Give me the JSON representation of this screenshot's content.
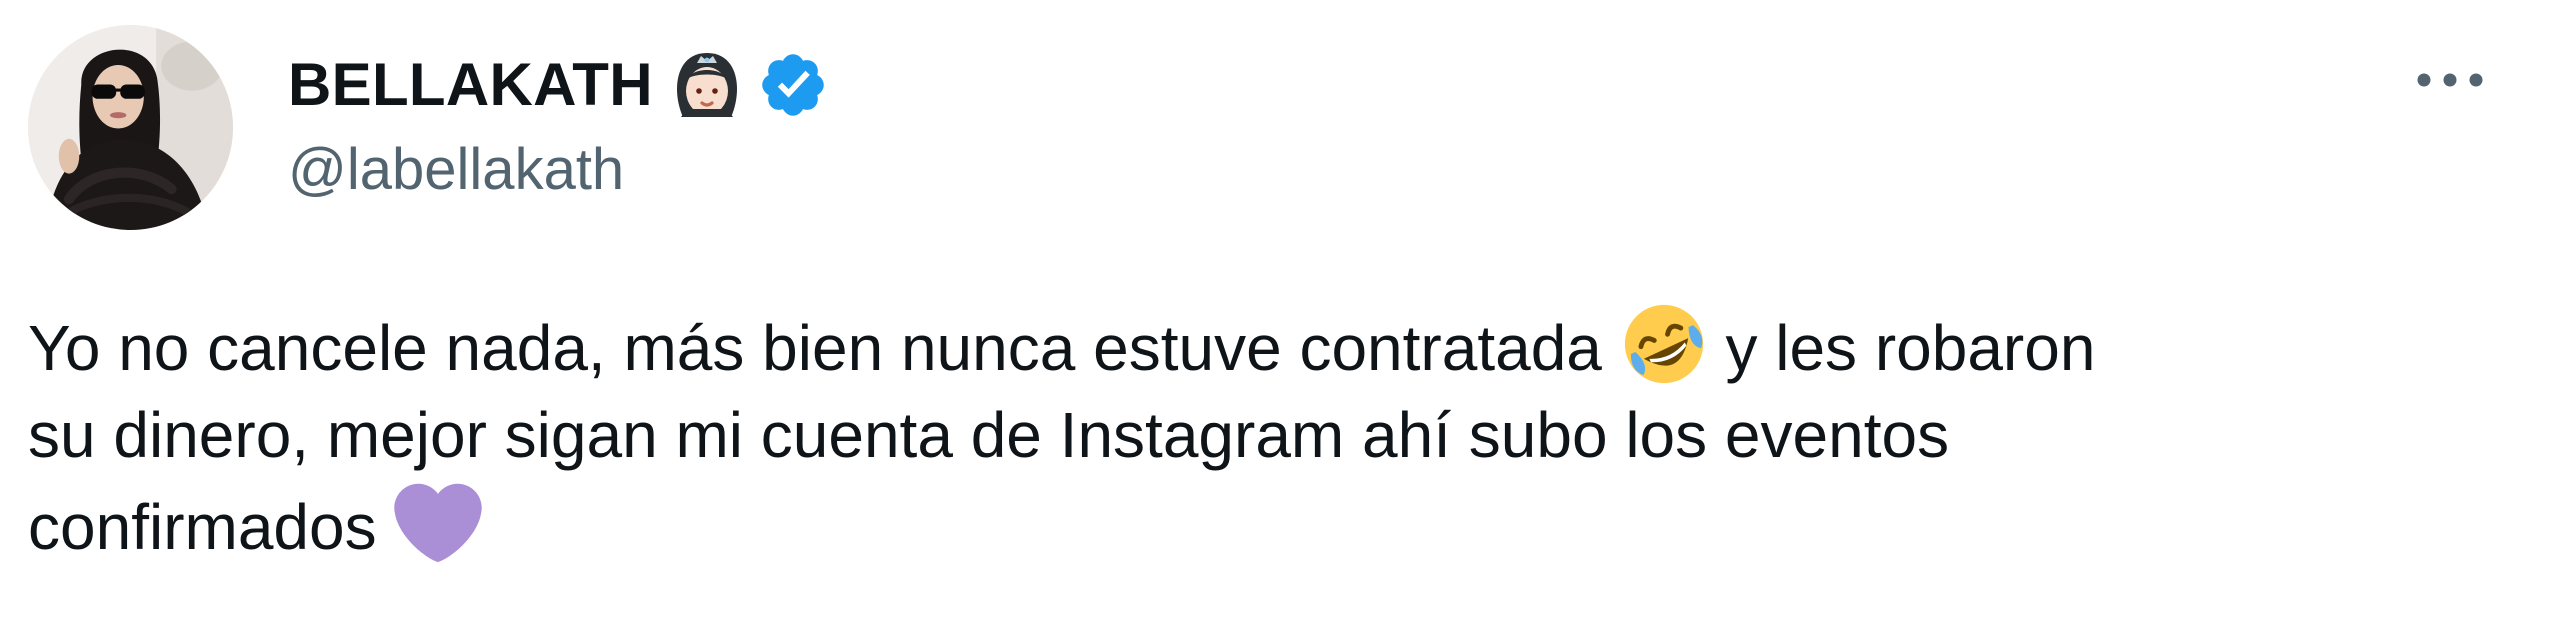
{
  "user": {
    "display_name": "BELLAKATH",
    "username": "@labellakath",
    "verified": true
  },
  "icons": {
    "name_emoji": "princess-emoji-icon",
    "verified": "verified-badge-icon",
    "more": "more-options-icon",
    "laugh": "rolling-on-floor-laughing-emoji-icon",
    "heart": "purple-heart-emoji-icon"
  },
  "colors": {
    "text": "#0f1419",
    "secondary_text": "#536471",
    "verified": "#1d9bf0",
    "purple_heart": "#aa8ed6"
  },
  "tweet": {
    "line1_a": "Yo no cancele nada, más bien nunca estuve contratada",
    "line1_b": "y les robaron",
    "line2": "su dinero, mejor sigan mi cuenta de Instagram ahí subo los eventos",
    "line3": "confirmados"
  }
}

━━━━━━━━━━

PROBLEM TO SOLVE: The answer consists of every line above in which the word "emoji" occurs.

RESPONSE TO THIS EXERCISE:
    "name_emoji": "princess-emoji-icon",
    "laugh": "rolling-on-floor-laughing-emoji-icon",
    "heart": "purple-heart-emoji-icon"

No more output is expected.